Some hospital food is so unhealthy that it wouldn’t even be served up in prisons, a campaigner has said.
Katharine Jenner, chairwoman of the Campaign for Better Hospital Food, claims the Government’s approach to food in hospitals is simply not working.
She is therefore calling for legally binding standards to be brought in, just like those that apply to food dished out to prisoners across the country.
Government figures suggest as many as 50,000 people a year could be dying with malnutrition in NHS hospitals in England, while there is also evidence to suggest that many hospital meals contain more salt than a Big Mac from McDonald’s.
‘Several nutritional and environmental standards apply to food served in Government departments and prisons,’ said Ms Jenner, writing online in the British Medical Journal.
‘So why are there no mandatory standards in English hospitals?
‘I am not asking for standards that you would find only in a Michelin-starred restaurant; rather, healthier and more nutritious food with less salt and saturated fat that is sustainable, with higher animal welfare standards, and fair trade.’
Recent research by the Campaign for Better Hospital Food found that three out of every four hospital meals would qualify for a red light for fat under the Food Standards Agency’s traffic light system, plus 15 out of 25 meals contained more salt than a Big Mac.
Ms Jenner declared Government support had not been forthcoming for the Hospital Food Bill introduced into the House of Lords, which would require the Government to convene a body of experts to draft legally binding food standards for hospitals.
She even went as far to add that ‘prison food is served fresher and warmer than hospital food’.
In response, health minister Dan Poulter has admitted that there is room for improvement when it comes to hospital food.
‘There are many fantastic examples of really good food across our NHS thanks to forward-thinking and innovative staff, but we know there is too much variation across the country,’ he said.

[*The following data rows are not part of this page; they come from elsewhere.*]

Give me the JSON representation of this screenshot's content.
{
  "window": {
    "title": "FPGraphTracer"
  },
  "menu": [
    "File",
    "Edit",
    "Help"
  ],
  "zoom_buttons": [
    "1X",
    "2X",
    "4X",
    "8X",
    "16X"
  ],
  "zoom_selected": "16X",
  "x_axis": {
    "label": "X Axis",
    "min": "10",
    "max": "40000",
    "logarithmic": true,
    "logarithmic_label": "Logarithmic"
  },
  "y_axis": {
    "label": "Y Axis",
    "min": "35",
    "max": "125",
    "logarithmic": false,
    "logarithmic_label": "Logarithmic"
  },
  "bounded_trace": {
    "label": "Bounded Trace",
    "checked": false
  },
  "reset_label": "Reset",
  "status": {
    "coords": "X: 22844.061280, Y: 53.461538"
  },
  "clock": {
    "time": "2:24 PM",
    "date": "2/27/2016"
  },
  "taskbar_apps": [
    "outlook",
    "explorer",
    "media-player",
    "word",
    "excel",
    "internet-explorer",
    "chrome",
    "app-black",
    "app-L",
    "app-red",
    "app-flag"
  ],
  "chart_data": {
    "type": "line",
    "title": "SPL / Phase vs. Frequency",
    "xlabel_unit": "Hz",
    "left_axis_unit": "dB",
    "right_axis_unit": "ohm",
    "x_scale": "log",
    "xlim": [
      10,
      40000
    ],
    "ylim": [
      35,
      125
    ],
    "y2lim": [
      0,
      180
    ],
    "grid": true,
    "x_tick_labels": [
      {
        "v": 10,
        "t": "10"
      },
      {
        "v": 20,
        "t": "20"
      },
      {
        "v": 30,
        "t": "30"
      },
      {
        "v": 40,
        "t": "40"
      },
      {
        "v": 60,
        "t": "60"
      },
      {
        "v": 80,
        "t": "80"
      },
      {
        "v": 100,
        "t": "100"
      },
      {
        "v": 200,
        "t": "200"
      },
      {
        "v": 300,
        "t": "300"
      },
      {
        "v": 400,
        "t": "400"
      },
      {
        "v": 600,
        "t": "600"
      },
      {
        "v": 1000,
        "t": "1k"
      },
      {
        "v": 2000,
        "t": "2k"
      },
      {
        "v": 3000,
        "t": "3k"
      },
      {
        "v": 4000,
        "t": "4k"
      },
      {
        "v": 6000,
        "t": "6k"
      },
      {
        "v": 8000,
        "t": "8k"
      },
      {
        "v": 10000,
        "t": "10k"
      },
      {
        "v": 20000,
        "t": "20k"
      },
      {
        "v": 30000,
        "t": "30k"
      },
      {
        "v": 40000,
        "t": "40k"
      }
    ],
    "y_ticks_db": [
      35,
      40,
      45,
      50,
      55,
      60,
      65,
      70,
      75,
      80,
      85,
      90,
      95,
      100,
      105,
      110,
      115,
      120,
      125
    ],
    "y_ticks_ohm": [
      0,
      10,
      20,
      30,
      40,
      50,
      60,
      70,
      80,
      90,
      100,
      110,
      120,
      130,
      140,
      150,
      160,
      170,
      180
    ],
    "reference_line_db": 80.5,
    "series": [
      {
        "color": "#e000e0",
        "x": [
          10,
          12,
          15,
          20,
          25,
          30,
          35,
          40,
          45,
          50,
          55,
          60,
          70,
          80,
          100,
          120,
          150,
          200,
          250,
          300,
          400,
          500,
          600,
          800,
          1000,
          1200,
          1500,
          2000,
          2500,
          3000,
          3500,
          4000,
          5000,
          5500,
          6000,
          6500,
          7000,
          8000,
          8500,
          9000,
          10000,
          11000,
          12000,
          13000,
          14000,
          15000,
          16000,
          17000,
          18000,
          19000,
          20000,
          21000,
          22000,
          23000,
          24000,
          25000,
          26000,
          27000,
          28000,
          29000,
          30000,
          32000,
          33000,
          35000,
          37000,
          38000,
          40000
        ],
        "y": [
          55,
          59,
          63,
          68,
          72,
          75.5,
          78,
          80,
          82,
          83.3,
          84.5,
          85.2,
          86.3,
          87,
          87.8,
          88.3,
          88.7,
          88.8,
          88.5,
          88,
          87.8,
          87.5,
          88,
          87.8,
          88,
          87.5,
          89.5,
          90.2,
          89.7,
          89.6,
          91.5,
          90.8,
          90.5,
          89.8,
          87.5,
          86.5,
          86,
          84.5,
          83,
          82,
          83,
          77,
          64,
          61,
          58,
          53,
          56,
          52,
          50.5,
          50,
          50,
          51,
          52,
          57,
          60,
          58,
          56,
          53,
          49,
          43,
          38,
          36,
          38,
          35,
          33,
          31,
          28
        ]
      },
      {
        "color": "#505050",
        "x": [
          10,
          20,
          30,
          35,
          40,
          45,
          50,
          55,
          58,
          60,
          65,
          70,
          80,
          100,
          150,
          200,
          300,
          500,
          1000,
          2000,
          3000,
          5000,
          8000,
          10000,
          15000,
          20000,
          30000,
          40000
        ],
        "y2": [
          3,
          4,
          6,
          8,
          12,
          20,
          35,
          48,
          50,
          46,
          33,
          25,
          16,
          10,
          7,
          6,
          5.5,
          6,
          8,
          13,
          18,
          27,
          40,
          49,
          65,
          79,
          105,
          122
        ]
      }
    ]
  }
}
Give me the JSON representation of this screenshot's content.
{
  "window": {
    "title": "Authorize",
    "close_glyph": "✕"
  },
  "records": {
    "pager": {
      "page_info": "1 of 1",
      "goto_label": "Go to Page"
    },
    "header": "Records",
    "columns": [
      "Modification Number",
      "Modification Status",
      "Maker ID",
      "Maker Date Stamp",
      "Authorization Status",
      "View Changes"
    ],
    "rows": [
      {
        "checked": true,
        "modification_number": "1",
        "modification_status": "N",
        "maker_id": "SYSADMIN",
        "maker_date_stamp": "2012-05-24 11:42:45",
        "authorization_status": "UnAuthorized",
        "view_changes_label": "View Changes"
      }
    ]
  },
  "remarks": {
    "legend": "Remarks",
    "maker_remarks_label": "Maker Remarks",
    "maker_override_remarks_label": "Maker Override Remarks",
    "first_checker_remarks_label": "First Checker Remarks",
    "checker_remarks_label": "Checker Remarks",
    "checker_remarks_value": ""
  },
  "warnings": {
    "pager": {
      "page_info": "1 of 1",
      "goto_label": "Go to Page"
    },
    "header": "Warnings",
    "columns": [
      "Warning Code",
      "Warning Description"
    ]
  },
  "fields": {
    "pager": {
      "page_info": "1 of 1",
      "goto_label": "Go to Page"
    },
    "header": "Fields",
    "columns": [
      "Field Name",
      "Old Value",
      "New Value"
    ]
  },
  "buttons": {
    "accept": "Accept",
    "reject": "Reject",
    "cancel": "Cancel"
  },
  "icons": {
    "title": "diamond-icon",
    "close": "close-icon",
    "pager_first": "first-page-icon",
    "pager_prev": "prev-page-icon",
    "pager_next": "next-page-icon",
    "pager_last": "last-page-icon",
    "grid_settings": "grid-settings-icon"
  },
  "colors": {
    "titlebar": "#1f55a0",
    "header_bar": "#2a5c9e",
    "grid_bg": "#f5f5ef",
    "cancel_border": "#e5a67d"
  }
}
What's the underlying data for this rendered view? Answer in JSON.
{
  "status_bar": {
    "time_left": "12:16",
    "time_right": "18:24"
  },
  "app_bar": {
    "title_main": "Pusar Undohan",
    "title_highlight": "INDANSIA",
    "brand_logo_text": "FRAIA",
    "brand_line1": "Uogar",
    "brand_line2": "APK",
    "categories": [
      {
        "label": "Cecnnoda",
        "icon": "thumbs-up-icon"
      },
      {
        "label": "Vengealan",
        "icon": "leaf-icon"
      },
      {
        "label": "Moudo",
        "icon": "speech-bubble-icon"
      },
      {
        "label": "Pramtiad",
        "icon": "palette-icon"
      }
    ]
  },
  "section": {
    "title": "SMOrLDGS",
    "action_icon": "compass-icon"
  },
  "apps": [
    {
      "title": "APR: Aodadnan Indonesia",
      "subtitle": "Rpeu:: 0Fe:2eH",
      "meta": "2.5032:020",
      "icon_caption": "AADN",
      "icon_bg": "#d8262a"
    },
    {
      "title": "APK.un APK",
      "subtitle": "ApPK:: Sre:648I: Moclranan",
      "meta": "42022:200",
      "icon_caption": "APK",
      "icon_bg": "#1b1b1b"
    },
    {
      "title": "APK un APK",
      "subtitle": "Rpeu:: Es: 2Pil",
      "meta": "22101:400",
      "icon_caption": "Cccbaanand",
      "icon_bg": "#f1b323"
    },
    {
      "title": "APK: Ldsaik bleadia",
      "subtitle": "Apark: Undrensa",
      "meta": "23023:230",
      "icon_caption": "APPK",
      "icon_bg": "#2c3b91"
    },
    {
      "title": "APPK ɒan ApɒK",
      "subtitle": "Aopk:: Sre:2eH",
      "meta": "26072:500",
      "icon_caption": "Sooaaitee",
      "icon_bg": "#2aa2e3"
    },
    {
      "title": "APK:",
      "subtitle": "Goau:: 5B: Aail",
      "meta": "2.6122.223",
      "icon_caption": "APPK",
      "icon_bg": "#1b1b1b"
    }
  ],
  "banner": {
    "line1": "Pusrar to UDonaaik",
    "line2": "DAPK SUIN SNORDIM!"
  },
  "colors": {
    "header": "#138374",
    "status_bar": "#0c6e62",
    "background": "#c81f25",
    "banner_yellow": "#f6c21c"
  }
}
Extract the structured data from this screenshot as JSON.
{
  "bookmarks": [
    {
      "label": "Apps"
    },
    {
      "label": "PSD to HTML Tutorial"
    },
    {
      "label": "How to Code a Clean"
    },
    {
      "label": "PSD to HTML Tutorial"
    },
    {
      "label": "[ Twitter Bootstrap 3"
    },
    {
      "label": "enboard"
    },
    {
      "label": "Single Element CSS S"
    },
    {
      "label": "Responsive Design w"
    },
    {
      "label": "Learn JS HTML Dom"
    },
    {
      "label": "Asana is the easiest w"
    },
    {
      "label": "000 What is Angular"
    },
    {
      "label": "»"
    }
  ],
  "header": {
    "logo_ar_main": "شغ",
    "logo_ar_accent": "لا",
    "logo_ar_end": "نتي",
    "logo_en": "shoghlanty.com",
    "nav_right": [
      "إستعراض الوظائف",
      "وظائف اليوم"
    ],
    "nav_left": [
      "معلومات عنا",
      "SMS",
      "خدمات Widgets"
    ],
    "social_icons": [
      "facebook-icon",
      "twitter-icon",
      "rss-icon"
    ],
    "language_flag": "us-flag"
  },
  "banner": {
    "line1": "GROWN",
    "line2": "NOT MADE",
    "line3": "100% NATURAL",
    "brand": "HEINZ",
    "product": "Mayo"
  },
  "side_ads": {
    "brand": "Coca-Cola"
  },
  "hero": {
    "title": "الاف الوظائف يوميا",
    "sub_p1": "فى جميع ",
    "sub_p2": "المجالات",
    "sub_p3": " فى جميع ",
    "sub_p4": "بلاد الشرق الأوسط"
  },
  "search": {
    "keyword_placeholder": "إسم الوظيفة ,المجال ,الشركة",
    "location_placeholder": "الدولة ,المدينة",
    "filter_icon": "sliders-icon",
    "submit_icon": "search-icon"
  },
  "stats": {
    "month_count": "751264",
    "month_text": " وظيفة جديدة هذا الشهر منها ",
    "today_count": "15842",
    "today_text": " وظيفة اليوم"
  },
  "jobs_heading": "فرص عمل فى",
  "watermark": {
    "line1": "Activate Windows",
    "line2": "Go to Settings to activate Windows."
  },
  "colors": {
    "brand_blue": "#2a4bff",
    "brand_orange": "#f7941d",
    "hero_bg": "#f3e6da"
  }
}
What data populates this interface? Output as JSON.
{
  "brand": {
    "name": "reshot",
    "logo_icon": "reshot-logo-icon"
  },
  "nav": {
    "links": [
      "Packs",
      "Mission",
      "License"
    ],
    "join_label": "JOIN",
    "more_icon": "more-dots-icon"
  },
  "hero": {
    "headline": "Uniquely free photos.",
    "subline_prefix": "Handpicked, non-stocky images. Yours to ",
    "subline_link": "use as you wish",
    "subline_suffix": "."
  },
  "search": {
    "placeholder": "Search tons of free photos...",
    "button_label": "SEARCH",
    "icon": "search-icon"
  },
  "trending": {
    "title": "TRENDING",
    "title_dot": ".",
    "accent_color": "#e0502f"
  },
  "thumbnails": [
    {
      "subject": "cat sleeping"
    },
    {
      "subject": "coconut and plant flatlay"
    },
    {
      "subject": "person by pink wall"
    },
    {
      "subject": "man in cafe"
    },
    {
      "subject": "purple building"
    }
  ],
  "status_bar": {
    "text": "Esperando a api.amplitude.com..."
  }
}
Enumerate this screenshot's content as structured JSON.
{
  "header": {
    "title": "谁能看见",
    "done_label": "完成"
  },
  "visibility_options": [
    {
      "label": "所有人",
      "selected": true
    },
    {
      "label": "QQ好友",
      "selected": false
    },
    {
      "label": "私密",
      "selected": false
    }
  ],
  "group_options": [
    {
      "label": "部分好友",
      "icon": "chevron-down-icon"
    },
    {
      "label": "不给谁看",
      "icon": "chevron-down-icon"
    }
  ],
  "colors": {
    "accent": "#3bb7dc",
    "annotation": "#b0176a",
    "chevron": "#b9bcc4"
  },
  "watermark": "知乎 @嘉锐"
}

‘We have implemented a new inspection programme – led by patients – to help raise standards. We have also asked Diane Jeffery, chair of Age UK, to head up our food standards panel and look at how to improve standards of hospital food right across the NHS.’